      Transmitted via bite and body fluids. Causes extreme pain and suffering, causing the victims to become enraged, lethargic, unpredictable, ignore all self-preservation instincts and likely to attack (unprovoked) with bites. The only catch with Rabies at the moment is that if a human is infected, they tend die within a few days (unless treated within 36 hours of the initial bite), before you see the symptoms like the ones seen in wild animals. We don't know why, but it seems to just outright kills us instead of using us to spread – just the opposite of the predictions of books like "The Zombie Survival Guide" of how an actual zombie plague would operate.
      Even so, that probably means it's only a mutation or two away from becoming what we could call a real world Solanum, Rage or T-virus.

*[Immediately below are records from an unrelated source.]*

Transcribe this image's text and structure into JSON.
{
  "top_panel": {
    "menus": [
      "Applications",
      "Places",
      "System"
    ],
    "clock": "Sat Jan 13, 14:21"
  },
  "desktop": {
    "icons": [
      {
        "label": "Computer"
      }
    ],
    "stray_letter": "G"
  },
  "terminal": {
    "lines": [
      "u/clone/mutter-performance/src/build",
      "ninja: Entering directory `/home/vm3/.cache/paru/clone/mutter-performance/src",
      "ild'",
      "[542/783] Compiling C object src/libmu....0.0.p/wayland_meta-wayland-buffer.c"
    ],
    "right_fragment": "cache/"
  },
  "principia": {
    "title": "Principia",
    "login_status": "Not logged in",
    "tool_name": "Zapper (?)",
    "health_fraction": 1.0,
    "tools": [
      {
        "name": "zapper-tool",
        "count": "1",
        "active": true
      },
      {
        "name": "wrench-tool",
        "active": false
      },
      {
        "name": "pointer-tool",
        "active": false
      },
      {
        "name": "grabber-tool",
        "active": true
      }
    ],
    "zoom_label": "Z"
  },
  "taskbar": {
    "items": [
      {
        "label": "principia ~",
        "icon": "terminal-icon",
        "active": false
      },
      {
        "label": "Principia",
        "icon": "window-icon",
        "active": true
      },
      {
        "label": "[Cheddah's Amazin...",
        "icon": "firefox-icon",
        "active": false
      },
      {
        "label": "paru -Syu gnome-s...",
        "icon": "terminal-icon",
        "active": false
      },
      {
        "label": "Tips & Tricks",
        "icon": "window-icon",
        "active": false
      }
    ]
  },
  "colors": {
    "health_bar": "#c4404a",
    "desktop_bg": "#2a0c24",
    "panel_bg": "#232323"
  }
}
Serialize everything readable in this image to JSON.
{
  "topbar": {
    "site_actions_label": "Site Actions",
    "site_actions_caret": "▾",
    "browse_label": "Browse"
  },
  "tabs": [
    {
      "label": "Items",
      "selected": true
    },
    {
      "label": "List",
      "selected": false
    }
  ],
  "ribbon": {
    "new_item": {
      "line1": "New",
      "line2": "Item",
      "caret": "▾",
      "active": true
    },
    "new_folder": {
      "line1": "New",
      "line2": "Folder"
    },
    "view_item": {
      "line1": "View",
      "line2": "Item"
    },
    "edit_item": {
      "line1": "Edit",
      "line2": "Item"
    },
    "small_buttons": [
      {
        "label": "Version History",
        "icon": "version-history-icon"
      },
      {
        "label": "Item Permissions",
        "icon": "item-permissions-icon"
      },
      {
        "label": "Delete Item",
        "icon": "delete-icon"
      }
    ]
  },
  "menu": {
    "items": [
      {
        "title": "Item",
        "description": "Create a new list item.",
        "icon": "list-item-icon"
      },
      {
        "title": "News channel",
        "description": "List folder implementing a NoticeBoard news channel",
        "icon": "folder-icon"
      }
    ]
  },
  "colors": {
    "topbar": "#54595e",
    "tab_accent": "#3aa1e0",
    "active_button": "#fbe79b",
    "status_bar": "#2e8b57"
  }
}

    • Actually, if I had to take a pot-shot guess at what would be most likely to cause “Zombies”, it would be a mutated form of Rabies.
      Transmitted via bite and body fluids. Causes extreme pain and suffering, causing the victims to become enraged, lethargic, unpredictable, ignore all self-preservation instincts and likely to attack (unprovoked) with bites. The only catch with Rabies at the moment is that if a human is infected, they tend die within a few days (unless treated within 36 hours of the initial bite), before you see the symptoms like the ones seen in wild animals. We don’t know why, but it seems to just outright kills us instead of using us to spread – just the opposite of the predictions of books like “The Zombie Survival Guide” of how an actual zombie plague would operate.
      Even so, that probably means it’s only a mutation or two away from becoming what we could call a real world Solanum, Rage or T-virus.

  3. Except their preparations are almost laughable.
    They neglect to suggest to carry a weapon of some form (which most disaster preparedness course recommend – if it's bad enough, people will want what you have and, unless you can defend it, they will take it).
    Also, their suggestion of bring 1-gallon of water per person, per day is a bad one. It will slow you down (a gallon of water weighing just over 8lbs – so for a family of 4 that's over 25lbs of water a day). You're better off bringing several Nalgene water bottles (not those POS aluminum ones – they never last. Forget the stupid BPA stuff, it's only a concern when heated above 212F – and what about heating plastic to that temperature seems like a good idea? It's a cold drink container), a water filter (Like one used by outdoor enthusiasts and Ultra-light hikers) and a way to sterilize the water (either a chemical like Iodine, or a pot to boil and cool the filtered water in).

    All portable two-way radio is also a good idea, preferably one with long range and that runs off disposable batteries – either that or have a solar charger to go with it. A crank AM/FM/World-band radio is also a good idea, that way you'll always be able to get whatever news there is to get.

  4. i too think i was a waste of time…everybody knows that zombies eat brains so there will never be a zombie attack in the UK

  5. If you want to be taken seriously, ask a serious question. Sure, a "zombie attack" scenario contains real world elements that they should have contingency plans for. Things like an epidemic, rioting mobs, shutdown of essential services, shortage of supplies, even a military invasion. But if you ask about something that is so ridiculous, you will be ridiculed.